Notably, the yield offered on DeFi ecosystems as Qtum varies depending on the underlying tokenomics. Qtum leverages an inflationary model, adding about 1 million coins into the circulating supply yearly. The project also features a halvening, with the current yield set to reduce by half around December 2021. Going by the history of Bitcoin’s halvenings, such events have often led to a price increase of the underlying token.
Qtum is one of the many DeFi platforms where global investors can stash their wealth instead of local banks or real estate firms. The returns are also significantly higher than the rates offered by local banks. On average, a U.S bank savings account can yield between 0.03% and 0.06% APY, a drop in the ocean compared to what is offered in the DeFi ecosystem. Above all, DeFi eliminates ‘rogue’ third parties, replacing them with transparent and verifiable pre-coded smart contracts.

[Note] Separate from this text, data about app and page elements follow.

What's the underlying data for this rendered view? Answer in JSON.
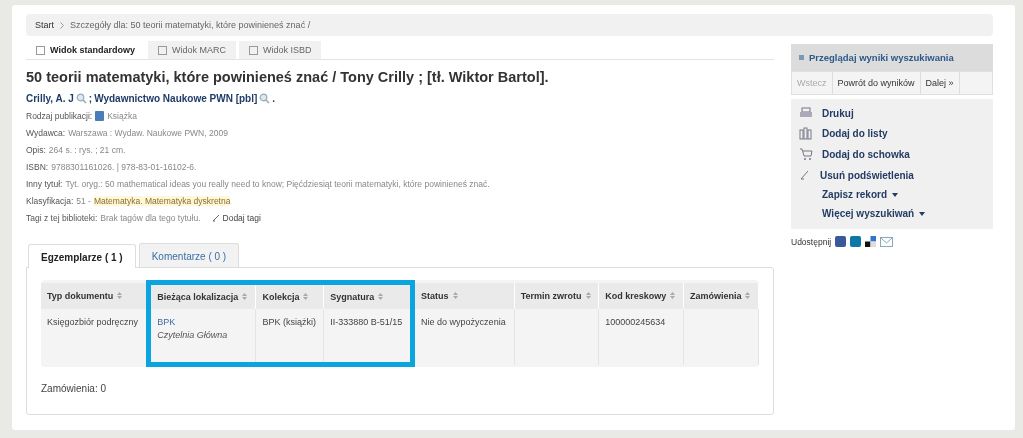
{
  "breadcrumb": [
    {
      "label": "Start",
      "kind": "link"
    },
    {
      "label": "Szczegóły dla: 50 teorii matematyki, które powinieneś znać /",
      "kind": "current"
    }
  ],
  "view_tabs": [
    {
      "label": "Widok standardowy",
      "selected": true
    },
    {
      "label": "Widok MARC",
      "selected": false
    },
    {
      "label": "Widok ISBD",
      "selected": false
    }
  ],
  "title": "50 teorii matematyki, które powinieneś znać / Tony Crilly ; [tł. Wiktor Bartol].",
  "authors": [
    {
      "name": "Crilly, A. J"
    },
    {
      "name": "Wydawnictwo Naukowe PWN [pbl]"
    }
  ],
  "authors_separator": ";",
  "authors_end": ".",
  "fields": [
    {
      "label": "Rodzaj publikacji:",
      "value": "Książka",
      "kind": "type"
    },
    {
      "label": "Wydawca:",
      "value": "Warszawa : Wydaw. Naukowe PWN, 2009",
      "kind": "text"
    },
    {
      "label": "Opis:",
      "value": "264 s. : rys. ; 21 cm.",
      "kind": "text"
    },
    {
      "label": "ISBN:",
      "value": "9788301161026. | 978-83-01-16102-6.",
      "kind": "text"
    },
    {
      "label": "Inny tytuł:",
      "value": "Tyt. oryg.: 50 mathematical ideas you really need to know; Pięćdziesiąt teorii matematyki, które powinieneś znać.",
      "kind": "text"
    },
    {
      "label": "Klasyfikacja:",
      "value": "51 -",
      "highlight": "Matematyka. Matematyka dyskretna",
      "kind": "class"
    },
    {
      "label": "Tagi z tej biblioteki:",
      "value": "Brak tagów dla tego tytułu.",
      "action": "Dodaj tagi",
      "kind": "tags"
    }
  ],
  "holding_tabs": [
    {
      "label": "Egzemplarze ( 1 )",
      "selected": true
    },
    {
      "label": "Komentarze ( 0 )",
      "selected": false
    }
  ],
  "table": {
    "columns": [
      {
        "label": "Typ dokumentu",
        "highlighted": false
      },
      {
        "label": "Bieżąca lokalizacja",
        "highlighted": true
      },
      {
        "label": "Kolekcja",
        "highlighted": true
      },
      {
        "label": "Sygnatura",
        "highlighted": true
      },
      {
        "label": "Status",
        "highlighted": false
      },
      {
        "label": "Termin zwrotu",
        "highlighted": false
      },
      {
        "label": "Kod kreskowy",
        "highlighted": false
      },
      {
        "label": "Zamówienia",
        "highlighted": false
      }
    ],
    "rows": [
      [
        {
          "text": "Księgozbiór podręczny"
        },
        {
          "text": "BPK",
          "sub": "Czytelnia Główna"
        },
        {
          "text": "BPK (książki)"
        },
        {
          "text": "II-333880 B-51/15"
        },
        {
          "text": "Nie do wypożyczenia"
        },
        {
          "text": ""
        },
        {
          "text": "100000245634"
        },
        {
          "text": ""
        }
      ]
    ]
  },
  "orders": "Zamówienia: 0",
  "sidebar": {
    "browse_title": "Przeglądaj wyniki wyszukiwania",
    "nav": [
      {
        "label": "Wstecz",
        "disabled": true
      },
      {
        "label": "Powrót do wyników",
        "disabled": false
      },
      {
        "label": "Dalej »",
        "disabled": false
      }
    ],
    "actions": [
      {
        "label": "Drukuj",
        "kind": "print"
      },
      {
        "label": "Dodaj do listy",
        "kind": "list"
      },
      {
        "label": "Dodaj do schowka",
        "kind": "cart"
      },
      {
        "label": "Usuń podświetlenia",
        "kind": "pen"
      },
      {
        "label": "Zapisz rekord",
        "kind": "dropdown"
      },
      {
        "label": "Więcej wyszukiwań",
        "kind": "dropdown"
      }
    ],
    "share_label": "Udostępnij"
  }
}
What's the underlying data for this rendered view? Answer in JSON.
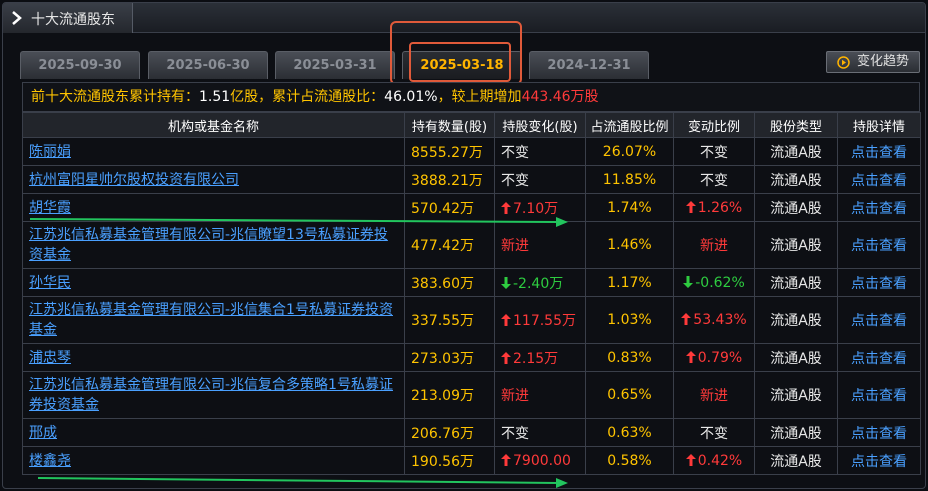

The Evergrande saga has revived old wounds, especially for Chinese homeowners who are currently in massive debt. Smaller real estate firms are also feeling the pinch, with notable players such as Fantasia also defaulting on a recent bond payment. This ripple effect will likely continue to affect the Chinese economy, although it remains uncertain whether or when the bubble will burst.
Hong Kong-based independent analyst Travis Lundy told the Washington Post that a lot is at stake,
“How do you prick a bubble that every single person, from homeowners to local governments, doesn’t want pricked? Nobody really wants to see this unwind. If this does, there is going to be a lot of pain,”
At least all hope is not lost; decentralized ecosystems built on blockchain will provide long-term solutions to challenges caused by a centralized financial ecosystem. The past few years have seen more people from China join the crypto industry despite a tough stance by authorities against digital assets. It is only a matter of time before stakes shift in favour of decentralized markets.